Nebraska Spine Hospital is proud to support National Scoliosis Awareness Month. June is used to supply information about scoliosis to the public, while highlighting the growing need for education, early detection, and public awareness of the physical, emotional, and economic impact of the condition, and provide support and hope to all people affected by scoliosis.
In line with Scoliosis Awareness Month, we wanted to shed light on a little-known fact about this condition. Scoliosis is a spinal condition that causes a sideways curvature of the spine. However, most people don’t realize that there are four types of scoliosis and the condition doesn’t just affect children.
Watch as Dr. Fuller discusses the differences of all four types of scoliosis, or keep reading below for a summary of the video.
Adolescent Idiopathic Scoliosis
Adolescent idiopathic scoliosis is the most common type of scoliosis, accounting for 65-75% of all cases. This is the type of scoliosis the general public is most familiar with, as it’s very common for children and teenagers to develop some degree of curvature in their spine. Adolescent idiopathic scoliosis is the most common type of scoliosis, accounting for 65-75% of all cases. Click To Tweet
It’s estimated that adolescent idiopathic scoliosis affects 2-3% of all adolescents. The condition generally appears in children ranging from 10-15 years old, usually following their last growth spurt before puberty.
Neuromuscular scoliosis is an irregular spinal curvature caused by paralyzation or having a neurological deficit, malignancy, or paraplegia. Of the four types of scoliosis, neuromuscular scoliosis is the most likely to have spinal curves that keep progressing as the patient ages.
Congenital scoliosis is the result of a defect present at birth. Malformed vertebrae manifest in young children and when their spine begins to grow, it grows in the wrong direction.

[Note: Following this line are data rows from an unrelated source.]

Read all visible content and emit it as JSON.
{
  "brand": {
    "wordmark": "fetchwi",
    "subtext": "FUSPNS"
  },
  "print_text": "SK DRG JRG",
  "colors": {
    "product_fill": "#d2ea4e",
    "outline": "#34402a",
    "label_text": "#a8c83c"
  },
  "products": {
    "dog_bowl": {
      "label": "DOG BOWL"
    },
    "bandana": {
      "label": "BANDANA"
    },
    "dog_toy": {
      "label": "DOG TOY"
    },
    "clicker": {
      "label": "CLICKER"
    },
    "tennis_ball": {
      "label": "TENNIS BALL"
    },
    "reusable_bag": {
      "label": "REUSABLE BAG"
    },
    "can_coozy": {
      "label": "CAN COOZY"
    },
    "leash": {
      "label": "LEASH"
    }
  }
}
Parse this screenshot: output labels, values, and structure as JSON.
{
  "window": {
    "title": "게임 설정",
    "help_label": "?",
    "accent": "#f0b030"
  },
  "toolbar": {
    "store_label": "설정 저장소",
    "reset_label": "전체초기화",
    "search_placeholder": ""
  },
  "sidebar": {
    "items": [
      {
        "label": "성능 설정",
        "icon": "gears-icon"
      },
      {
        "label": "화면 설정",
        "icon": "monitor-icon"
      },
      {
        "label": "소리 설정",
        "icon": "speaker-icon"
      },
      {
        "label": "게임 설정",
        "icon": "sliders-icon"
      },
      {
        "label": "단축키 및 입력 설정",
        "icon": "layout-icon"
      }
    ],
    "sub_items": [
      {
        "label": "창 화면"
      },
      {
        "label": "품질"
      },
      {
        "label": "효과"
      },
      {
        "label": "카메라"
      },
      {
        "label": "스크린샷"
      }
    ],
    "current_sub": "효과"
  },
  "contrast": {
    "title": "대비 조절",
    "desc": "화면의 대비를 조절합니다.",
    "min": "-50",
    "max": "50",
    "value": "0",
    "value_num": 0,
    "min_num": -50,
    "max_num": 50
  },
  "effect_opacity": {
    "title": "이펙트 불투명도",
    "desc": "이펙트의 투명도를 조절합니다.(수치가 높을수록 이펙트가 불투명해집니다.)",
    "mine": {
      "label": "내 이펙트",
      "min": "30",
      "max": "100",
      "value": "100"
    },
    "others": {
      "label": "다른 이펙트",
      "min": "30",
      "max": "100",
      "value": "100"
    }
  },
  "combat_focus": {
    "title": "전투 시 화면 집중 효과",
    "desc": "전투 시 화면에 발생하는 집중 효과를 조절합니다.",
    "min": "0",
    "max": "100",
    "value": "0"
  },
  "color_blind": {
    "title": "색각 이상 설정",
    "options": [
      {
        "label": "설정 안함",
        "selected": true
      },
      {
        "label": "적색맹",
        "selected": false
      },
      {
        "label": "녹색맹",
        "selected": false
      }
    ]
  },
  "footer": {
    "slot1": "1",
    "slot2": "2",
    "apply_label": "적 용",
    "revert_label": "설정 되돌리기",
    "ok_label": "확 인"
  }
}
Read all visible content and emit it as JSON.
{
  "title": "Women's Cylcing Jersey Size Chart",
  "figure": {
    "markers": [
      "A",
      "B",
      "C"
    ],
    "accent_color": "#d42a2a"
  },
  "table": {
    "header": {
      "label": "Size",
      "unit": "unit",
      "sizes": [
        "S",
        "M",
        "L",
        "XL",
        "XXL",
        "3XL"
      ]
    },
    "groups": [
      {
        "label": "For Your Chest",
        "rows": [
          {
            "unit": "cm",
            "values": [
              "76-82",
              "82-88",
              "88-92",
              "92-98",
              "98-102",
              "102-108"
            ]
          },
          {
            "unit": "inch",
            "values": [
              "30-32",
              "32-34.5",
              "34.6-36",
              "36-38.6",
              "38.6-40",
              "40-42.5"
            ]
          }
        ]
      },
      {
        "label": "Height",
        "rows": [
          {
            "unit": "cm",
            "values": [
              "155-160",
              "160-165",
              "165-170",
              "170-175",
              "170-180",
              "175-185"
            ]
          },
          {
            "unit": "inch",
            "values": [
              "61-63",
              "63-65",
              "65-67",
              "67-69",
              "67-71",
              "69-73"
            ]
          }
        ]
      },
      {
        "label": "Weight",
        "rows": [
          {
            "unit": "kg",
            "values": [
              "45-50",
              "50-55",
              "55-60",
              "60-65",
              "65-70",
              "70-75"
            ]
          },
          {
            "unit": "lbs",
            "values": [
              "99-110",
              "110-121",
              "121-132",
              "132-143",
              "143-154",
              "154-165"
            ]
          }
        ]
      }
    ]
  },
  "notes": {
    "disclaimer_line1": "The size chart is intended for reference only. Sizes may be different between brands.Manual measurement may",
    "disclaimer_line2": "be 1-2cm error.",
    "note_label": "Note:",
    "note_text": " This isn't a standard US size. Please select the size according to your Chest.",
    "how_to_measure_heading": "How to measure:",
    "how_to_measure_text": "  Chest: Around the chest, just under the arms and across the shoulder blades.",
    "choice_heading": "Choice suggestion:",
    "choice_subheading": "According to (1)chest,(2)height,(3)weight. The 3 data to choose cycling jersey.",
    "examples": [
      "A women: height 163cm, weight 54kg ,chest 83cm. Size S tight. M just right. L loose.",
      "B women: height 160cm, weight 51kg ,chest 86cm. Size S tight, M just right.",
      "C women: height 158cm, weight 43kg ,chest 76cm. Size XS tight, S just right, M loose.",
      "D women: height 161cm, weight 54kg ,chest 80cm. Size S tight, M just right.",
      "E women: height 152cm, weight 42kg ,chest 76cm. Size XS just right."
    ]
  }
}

Years of wear and tear on the spine cause degenerative scoliosis. It is the most common type of scoliosis in adults. It is often more severe and harder to treat because an adult’s spine is much more rigid than a child’s.
In light of National Scoliosis Awareness Month, we ask that you please share this information with anyone that may benefit from learning more about the four types of scoliosis.